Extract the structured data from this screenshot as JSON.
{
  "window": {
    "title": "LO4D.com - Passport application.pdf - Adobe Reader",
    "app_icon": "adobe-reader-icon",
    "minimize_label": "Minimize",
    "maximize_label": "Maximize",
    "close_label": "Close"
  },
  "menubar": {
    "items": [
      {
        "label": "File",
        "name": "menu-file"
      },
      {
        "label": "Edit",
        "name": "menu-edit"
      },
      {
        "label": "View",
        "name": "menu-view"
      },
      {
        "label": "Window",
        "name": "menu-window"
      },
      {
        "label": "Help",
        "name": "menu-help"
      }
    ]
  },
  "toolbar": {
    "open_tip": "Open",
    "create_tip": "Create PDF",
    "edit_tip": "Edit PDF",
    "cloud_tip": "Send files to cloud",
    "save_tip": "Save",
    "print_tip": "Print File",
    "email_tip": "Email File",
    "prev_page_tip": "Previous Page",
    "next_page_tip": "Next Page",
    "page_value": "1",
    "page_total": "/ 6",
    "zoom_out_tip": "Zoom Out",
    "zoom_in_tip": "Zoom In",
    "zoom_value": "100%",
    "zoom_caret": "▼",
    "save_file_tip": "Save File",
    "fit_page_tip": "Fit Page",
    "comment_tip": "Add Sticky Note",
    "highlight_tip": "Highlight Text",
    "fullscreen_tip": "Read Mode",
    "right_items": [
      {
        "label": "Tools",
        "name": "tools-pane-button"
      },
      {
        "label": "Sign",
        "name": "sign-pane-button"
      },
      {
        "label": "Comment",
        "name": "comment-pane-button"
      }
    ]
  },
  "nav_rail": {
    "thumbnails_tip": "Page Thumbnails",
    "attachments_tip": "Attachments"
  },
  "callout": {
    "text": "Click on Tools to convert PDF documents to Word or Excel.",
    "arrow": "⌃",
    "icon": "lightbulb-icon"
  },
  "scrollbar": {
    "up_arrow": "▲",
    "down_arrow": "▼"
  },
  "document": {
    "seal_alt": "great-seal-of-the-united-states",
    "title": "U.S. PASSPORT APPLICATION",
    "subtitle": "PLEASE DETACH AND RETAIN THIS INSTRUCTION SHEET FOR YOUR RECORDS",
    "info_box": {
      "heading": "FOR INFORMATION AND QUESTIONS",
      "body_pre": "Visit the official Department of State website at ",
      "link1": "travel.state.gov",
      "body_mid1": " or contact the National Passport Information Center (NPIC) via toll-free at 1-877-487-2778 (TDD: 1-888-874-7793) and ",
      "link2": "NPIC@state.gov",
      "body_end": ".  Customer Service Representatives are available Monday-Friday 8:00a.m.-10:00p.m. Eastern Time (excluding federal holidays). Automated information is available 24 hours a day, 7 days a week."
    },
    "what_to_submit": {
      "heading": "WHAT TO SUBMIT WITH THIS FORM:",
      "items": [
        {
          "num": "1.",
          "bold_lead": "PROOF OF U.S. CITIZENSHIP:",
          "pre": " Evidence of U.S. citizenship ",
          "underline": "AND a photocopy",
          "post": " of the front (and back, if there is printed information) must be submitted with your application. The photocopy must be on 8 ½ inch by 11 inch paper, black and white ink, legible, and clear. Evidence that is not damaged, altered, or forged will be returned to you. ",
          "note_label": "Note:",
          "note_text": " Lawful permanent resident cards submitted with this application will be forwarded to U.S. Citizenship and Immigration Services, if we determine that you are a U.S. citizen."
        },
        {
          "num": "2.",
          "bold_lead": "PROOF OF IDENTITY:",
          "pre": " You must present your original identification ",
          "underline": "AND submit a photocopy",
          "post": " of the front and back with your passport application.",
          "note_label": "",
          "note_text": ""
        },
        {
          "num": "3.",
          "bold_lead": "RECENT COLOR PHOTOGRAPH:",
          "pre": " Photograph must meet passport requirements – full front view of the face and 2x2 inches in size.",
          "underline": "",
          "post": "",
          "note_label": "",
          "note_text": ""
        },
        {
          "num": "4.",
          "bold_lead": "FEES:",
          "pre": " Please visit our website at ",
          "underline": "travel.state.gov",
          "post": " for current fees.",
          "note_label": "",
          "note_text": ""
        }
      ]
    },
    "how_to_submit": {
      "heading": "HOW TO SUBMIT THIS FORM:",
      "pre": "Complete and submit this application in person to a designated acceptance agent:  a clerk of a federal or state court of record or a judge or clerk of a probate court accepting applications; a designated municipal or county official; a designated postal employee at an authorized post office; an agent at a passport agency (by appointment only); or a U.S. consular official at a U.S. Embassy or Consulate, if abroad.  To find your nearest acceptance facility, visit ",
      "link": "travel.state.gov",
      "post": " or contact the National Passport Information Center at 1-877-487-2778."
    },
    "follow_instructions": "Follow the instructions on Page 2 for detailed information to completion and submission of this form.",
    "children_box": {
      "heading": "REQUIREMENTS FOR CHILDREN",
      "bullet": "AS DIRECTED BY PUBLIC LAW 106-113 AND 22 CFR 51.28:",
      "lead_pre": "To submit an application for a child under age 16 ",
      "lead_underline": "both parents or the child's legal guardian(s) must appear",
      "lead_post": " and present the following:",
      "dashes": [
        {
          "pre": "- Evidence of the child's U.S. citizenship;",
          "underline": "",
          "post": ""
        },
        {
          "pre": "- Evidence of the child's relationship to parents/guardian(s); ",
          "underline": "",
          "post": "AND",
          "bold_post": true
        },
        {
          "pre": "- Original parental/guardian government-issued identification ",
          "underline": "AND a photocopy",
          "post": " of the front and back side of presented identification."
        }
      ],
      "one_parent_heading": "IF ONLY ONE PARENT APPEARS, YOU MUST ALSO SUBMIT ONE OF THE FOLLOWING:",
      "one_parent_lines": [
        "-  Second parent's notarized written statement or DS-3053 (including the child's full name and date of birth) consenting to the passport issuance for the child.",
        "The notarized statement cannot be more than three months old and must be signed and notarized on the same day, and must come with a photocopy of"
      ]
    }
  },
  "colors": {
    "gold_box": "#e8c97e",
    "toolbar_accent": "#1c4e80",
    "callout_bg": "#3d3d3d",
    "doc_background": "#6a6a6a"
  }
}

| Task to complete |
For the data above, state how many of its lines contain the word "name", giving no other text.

| Answer to this problem |
9